--- LISTED ENTRIES Enclosed Below ---
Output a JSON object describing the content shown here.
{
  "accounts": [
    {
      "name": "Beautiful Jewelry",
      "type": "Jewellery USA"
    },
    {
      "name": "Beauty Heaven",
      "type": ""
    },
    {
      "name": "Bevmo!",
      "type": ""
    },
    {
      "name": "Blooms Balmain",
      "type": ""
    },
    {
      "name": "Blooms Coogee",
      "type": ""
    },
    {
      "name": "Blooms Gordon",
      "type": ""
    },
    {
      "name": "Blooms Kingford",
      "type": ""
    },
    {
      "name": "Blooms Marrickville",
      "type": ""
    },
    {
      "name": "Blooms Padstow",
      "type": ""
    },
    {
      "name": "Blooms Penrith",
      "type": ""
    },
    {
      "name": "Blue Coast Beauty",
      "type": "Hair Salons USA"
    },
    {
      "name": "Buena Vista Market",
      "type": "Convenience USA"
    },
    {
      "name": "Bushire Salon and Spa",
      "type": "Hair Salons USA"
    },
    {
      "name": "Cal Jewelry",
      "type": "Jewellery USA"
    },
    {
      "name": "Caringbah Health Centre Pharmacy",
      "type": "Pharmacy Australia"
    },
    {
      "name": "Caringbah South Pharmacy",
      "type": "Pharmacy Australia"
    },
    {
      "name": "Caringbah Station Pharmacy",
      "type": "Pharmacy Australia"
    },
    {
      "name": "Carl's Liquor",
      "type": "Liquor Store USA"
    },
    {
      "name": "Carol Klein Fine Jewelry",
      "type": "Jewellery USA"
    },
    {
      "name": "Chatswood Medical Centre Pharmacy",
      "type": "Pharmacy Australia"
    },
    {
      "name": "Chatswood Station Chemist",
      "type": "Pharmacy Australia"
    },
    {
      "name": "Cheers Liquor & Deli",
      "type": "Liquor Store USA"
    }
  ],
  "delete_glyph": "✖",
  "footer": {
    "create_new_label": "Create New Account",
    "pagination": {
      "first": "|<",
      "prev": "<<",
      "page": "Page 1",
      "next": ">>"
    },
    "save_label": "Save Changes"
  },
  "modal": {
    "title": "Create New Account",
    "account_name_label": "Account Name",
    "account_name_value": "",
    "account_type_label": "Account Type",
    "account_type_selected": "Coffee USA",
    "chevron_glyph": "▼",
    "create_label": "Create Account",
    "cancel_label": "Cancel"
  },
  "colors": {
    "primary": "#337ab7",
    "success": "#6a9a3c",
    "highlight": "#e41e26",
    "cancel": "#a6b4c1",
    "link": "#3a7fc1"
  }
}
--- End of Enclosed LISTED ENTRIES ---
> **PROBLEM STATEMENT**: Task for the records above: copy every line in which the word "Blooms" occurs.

> **SOLUTION FOR THIS PROBLEM**:
      "name": "Blooms Balmain",
      "name": "Blooms Coogee",
      "name": "Blooms Gordon",
      "name": "Blooms Kingford",
      "name": "Blooms Marrickville",
      "name": "Blooms Padstow",
      "name": "Blooms Penrith",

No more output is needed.